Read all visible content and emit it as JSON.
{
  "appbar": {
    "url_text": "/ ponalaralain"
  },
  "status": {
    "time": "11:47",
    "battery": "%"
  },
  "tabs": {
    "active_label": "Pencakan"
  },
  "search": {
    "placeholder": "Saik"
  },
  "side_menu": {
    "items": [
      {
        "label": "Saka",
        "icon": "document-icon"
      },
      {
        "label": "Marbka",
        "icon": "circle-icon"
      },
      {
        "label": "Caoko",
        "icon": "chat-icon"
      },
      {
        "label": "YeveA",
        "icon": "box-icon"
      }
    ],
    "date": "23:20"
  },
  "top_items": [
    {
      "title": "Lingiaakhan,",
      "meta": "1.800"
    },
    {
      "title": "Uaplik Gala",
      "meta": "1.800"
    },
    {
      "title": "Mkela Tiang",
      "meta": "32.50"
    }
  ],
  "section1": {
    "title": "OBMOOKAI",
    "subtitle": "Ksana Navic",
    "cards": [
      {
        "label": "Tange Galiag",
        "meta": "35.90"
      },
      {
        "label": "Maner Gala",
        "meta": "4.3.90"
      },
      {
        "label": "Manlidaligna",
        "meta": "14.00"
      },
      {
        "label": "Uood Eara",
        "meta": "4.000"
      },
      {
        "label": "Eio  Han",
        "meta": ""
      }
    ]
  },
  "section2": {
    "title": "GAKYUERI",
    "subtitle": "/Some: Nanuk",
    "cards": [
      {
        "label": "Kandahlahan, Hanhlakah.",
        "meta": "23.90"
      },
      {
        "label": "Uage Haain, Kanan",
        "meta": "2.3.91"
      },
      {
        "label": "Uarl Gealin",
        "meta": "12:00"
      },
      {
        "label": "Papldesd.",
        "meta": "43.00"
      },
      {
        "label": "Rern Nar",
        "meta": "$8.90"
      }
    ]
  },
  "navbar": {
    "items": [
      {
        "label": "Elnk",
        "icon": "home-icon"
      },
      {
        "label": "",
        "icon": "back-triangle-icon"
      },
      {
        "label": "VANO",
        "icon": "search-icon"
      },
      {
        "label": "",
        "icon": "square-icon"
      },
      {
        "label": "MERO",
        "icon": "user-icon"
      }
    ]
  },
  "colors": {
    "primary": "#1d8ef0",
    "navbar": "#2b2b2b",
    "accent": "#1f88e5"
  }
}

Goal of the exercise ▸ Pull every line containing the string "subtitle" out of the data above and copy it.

Exercise answer ▸
    "subtitle": "Ksana Navic",
    "subtitle": "/Some: Nanuk",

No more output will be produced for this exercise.